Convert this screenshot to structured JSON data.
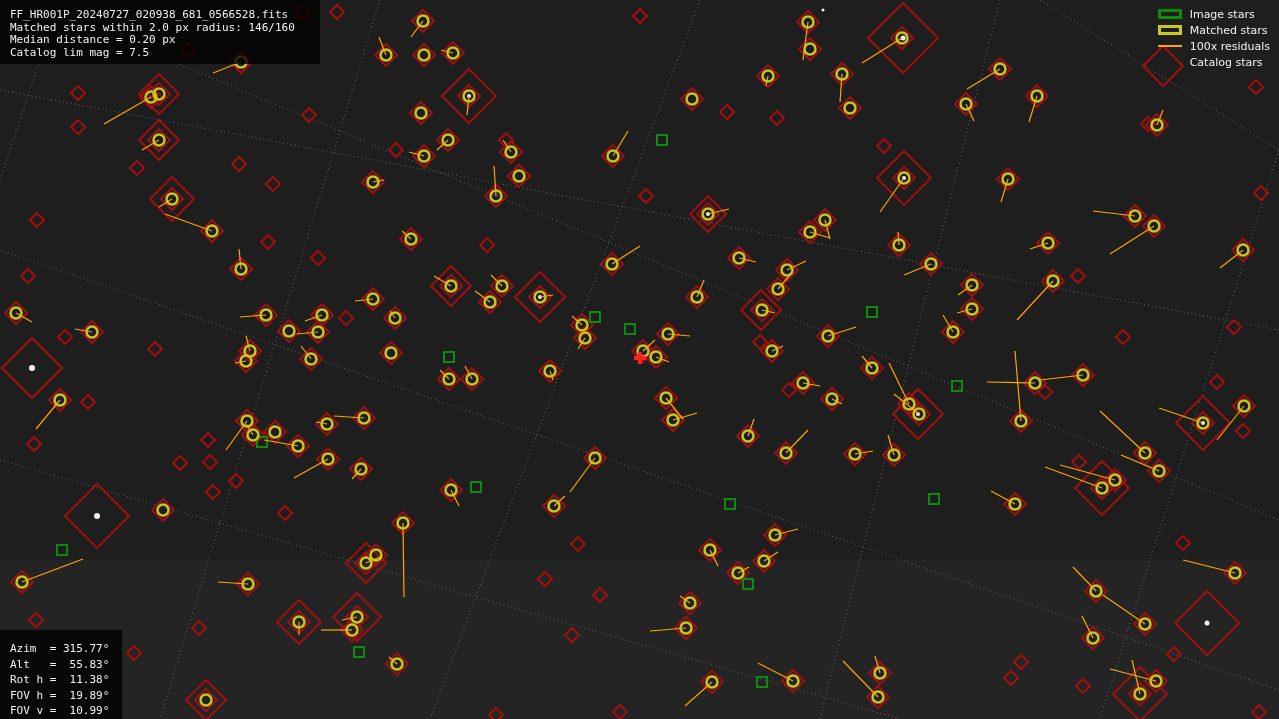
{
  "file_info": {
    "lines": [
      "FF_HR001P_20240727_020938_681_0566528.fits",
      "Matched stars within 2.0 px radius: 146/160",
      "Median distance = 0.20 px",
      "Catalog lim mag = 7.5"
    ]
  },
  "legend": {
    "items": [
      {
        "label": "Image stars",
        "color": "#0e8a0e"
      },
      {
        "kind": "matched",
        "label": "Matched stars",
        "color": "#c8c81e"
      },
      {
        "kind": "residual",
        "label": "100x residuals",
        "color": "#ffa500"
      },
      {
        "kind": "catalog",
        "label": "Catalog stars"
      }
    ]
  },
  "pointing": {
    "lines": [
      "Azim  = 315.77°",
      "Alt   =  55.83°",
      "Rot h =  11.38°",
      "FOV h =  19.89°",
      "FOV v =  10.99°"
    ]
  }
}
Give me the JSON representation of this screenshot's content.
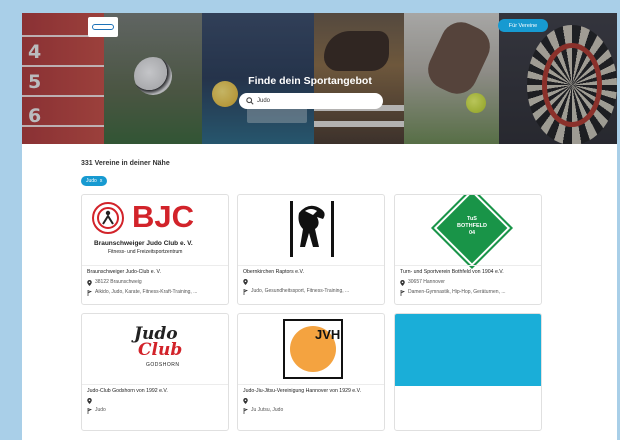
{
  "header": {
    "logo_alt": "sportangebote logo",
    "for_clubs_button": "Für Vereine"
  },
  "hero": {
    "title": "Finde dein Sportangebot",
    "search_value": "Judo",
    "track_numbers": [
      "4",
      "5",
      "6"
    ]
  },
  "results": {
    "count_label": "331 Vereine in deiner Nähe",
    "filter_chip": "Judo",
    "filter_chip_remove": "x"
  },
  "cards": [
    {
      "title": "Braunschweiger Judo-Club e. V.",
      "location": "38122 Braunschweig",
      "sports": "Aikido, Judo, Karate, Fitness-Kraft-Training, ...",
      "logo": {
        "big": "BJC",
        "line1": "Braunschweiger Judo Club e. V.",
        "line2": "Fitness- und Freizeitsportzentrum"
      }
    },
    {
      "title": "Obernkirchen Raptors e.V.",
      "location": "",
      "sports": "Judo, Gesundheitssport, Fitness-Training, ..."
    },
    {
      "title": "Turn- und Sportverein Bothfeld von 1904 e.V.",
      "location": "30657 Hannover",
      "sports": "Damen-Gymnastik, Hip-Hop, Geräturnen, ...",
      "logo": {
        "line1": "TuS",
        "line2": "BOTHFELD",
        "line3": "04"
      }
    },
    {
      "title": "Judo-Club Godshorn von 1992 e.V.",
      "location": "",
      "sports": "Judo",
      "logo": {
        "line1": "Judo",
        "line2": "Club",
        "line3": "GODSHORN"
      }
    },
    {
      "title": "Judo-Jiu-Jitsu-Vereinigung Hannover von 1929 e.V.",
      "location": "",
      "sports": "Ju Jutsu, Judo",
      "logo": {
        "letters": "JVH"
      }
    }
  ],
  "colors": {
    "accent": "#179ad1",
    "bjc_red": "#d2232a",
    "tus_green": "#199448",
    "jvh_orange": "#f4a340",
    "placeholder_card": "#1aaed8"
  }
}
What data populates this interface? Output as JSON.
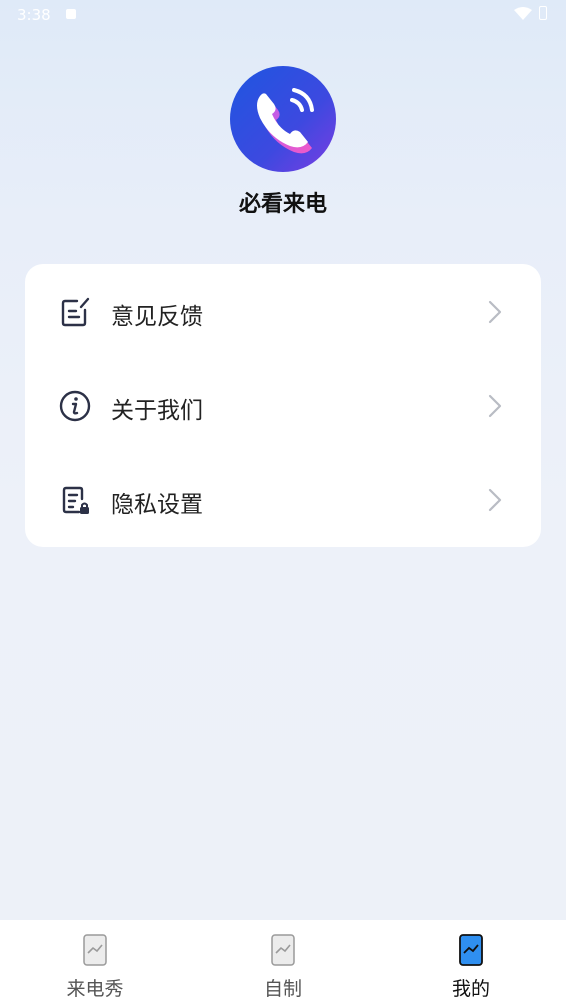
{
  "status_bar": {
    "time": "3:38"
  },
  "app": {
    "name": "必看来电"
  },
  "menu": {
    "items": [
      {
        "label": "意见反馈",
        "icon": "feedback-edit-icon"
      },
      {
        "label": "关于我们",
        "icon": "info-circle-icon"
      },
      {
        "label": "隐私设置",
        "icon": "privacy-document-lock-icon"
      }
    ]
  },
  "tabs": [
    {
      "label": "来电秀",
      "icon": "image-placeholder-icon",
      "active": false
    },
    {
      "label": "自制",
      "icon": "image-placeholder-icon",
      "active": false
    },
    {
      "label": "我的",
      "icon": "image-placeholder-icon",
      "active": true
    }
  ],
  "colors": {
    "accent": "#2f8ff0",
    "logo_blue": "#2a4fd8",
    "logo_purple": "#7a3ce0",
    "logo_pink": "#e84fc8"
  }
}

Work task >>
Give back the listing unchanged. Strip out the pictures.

Solution for this exercise >>
Convert this screenshot to structured JSON data.
{
  "file_info": {
    "lines": [
      "FF_HR001P_20240727_020938_681_0566528.fits",
      "Matched stars within 2.0 px radius: 146/160",
      "Median distance = 0.20 px",
      "Catalog lim mag = 7.5"
    ]
  },
  "legend": {
    "items": [
      {
        "label": "Image stars",
        "color": "#0e8a0e"
      },
      {
        "kind": "matched",
        "label": "Matched stars",
        "color": "#c8c81e"
      },
      {
        "kind": "residual",
        "label": "100x residuals",
        "color": "#ffa500"
      },
      {
        "kind": "catalog",
        "label": "Catalog stars"
      }
    ]
  },
  "pointing": {
    "lines": [
      "Azim  = 315.77°",
      "Alt   =  55.83°",
      "Rot h =  11.38°",
      "FOV h =  19.89°",
      "FOV v =  10.99°"
    ]
  }
}
Give me the JSON representation of this screenshot's content.
{
  "header": {
    "logo_alt": "sportangebote logo",
    "for_clubs_button": "Für Vereine"
  },
  "hero": {
    "title": "Finde dein Sportangebot",
    "search_value": "Judo",
    "track_numbers": [
      "4",
      "5",
      "6"
    ]
  },
  "results": {
    "count_label": "331 Vereine in deiner Nähe",
    "filter_chip": "Judo",
    "filter_chip_remove": "x"
  },
  "cards": [
    {
      "title": "Braunschweiger Judo-Club e. V.",
      "location": "38122 Braunschweig",
      "sports": "Aikido, Judo, Karate, Fitness-Kraft-Training, ...",
      "logo": {
        "big": "BJC",
        "line1": "Braunschweiger Judo Club e. V.",
        "line2": "Fitness- und Freizeitsportzentrum"
      }
    },
    {
      "title": "Obernkirchen Raptors e.V.",
      "location": "",
      "sports": "Judo, Gesundheitssport, Fitness-Training, ..."
    },
    {
      "title": "Turn- und Sportverein Bothfeld von 1904 e.V.",
      "location": "30657 Hannover",
      "sports": "Damen-Gymnastik, Hip-Hop, Geräturnen, ...",
      "logo": {
        "line1": "TuS",
        "line2": "BOTHFELD",
        "line3": "04"
      }
    },
    {
      "title": "Judo-Club Godshorn von 1992 e.V.",
      "location": "",
      "sports": "Judo",
      "logo": {
        "line1": "Judo",
        "line2": "Club",
        "line3": "GODSHORN"
      }
    },
    {
      "title": "Judo-Jiu-Jitsu-Vereinigung Hannover von 1929 e.V.",
      "location": "",
      "sports": "Ju Jutsu, Judo",
      "logo": {
        "letters": "JVH"
      }
    }
  ],
  "colors": {
    "accent": "#179ad1",
    "bjc_red": "#d2232a",
    "tus_green": "#199448",
    "jvh_orange": "#f4a340",
    "placeholder_card": "#1aaed8"
  }
}
What data populates this interface? Output as JSON.
{
  "status_bar": {
    "time": "3:38"
  },
  "app": {
    "name": "必看来电"
  },
  "menu": {
    "items": [
      {
        "label": "意见反馈",
        "icon": "feedback-edit-icon"
      },
      {
        "label": "关于我们",
        "icon": "info-circle-icon"
      },
      {
        "label": "隐私设置",
        "icon": "privacy-document-lock-icon"
      }
    ]
  },
  "tabs": [
    {
      "label": "来电秀",
      "icon": "image-placeholder-icon",
      "active": false
    },
    {
      "label": "自制",
      "icon": "image-placeholder-icon",
      "active": false
    },
    {
      "label": "我的",
      "icon": "image-placeholder-icon",
      "active": true
    }
  ],
  "colors": {
    "accent": "#2f8ff0",
    "logo_blue": "#2a4fd8",
    "logo_purple": "#7a3ce0",
    "logo_pink": "#e84fc8"
  }
}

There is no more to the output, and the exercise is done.